 The film has two huge points where the mood swings. The first is a contrived, definite no-no meeting between the ambitious Stephen and the shrewd Duffy. The second is a sequence between Stephen and a 20 year old campaign intern named Molly (Evan Rachel Wood), who also happens to be the daughter of the Chairman of the DNC. These two events turn the film from political thriller to melodramatic Hollywood fare. That doesn’t make it less of a movie, it’s just different than it began.

 Cat and mouse games ensue and we see just who is the master manipulator amongst a group of professionals.
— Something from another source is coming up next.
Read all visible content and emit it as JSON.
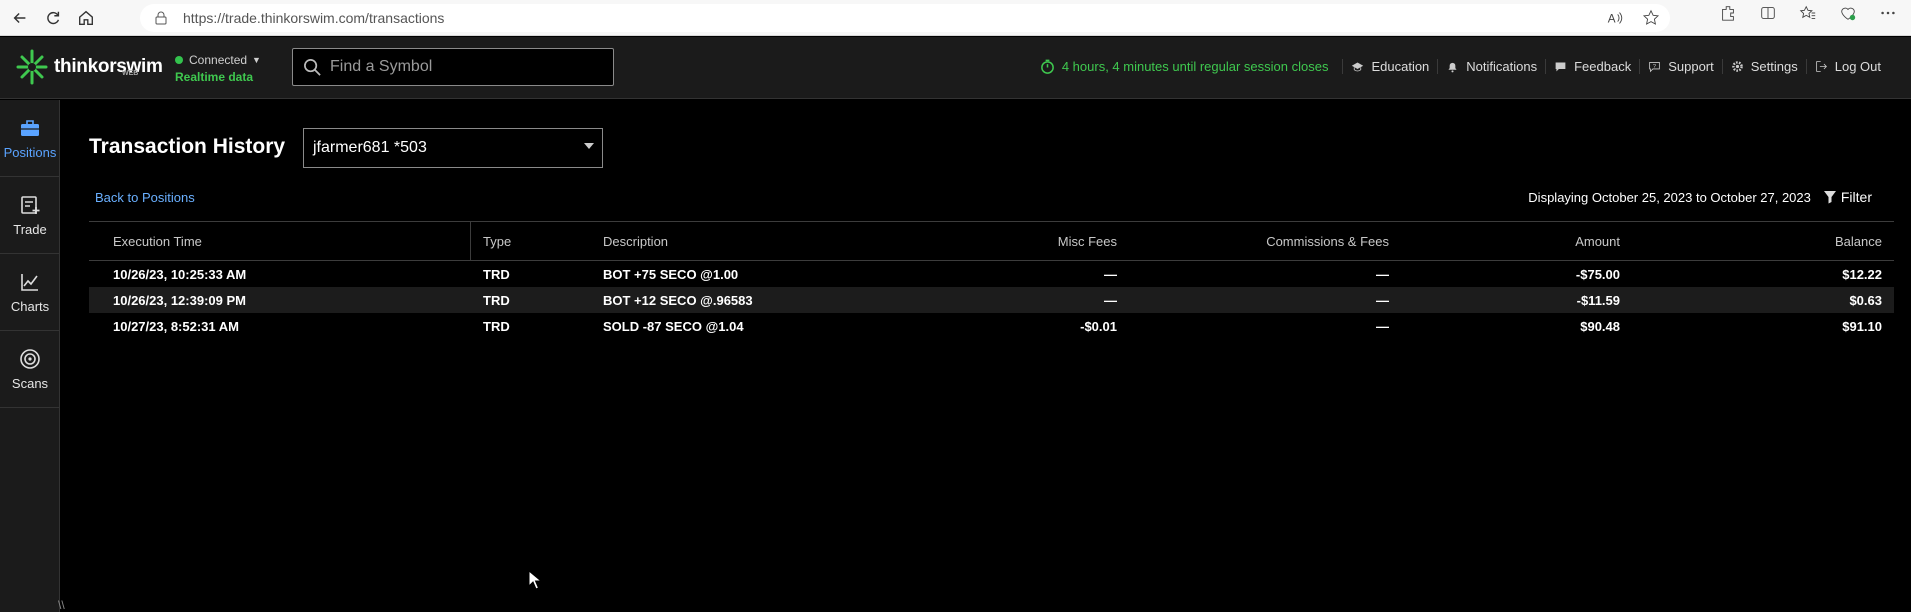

This is one of those films where the individual pieces are actually more interesting than the whole pie. There are two really excellent exchanges between Gosling and Hoffman. Ms. Wood steals her scenes with ease. Jeffrey Wright nails his brief time as a desperate Senator negotiating the best deal possible. Giamatti’s last scene with Gosling is a work of art. The only thing missing is a confrontation between Giamatti and Hoffman. THAT alone would be worth the price of admission.  We also get a glimpse of the give-and-take gamesmanship between the campaign (Gosling) and the media (Marisa Tomei).

You might be surprised that Clooney actually minimizes the political meanderings, though he does get in a few jabs at the Republicans. This is more character drama … how far can your ideals and morals carry you. What is your breaking point? Where is the line between realist and idealist? Is it betrayal if you act for the right reason? The final shot of film is superb. Et tu, Brute.

SEE THIS MOVIE IF: you don’t mind a mixture of political drama and traditional Hollywood melodrama, especially when performed by a group of top notch actors OR you are convinced that only Republicans do bad things

SKIP THIS MOVIE IF: you only want a full-fledged political expose’ around running for political office OR you still believe that politicians and idealists are above reproach.

watch the trailer: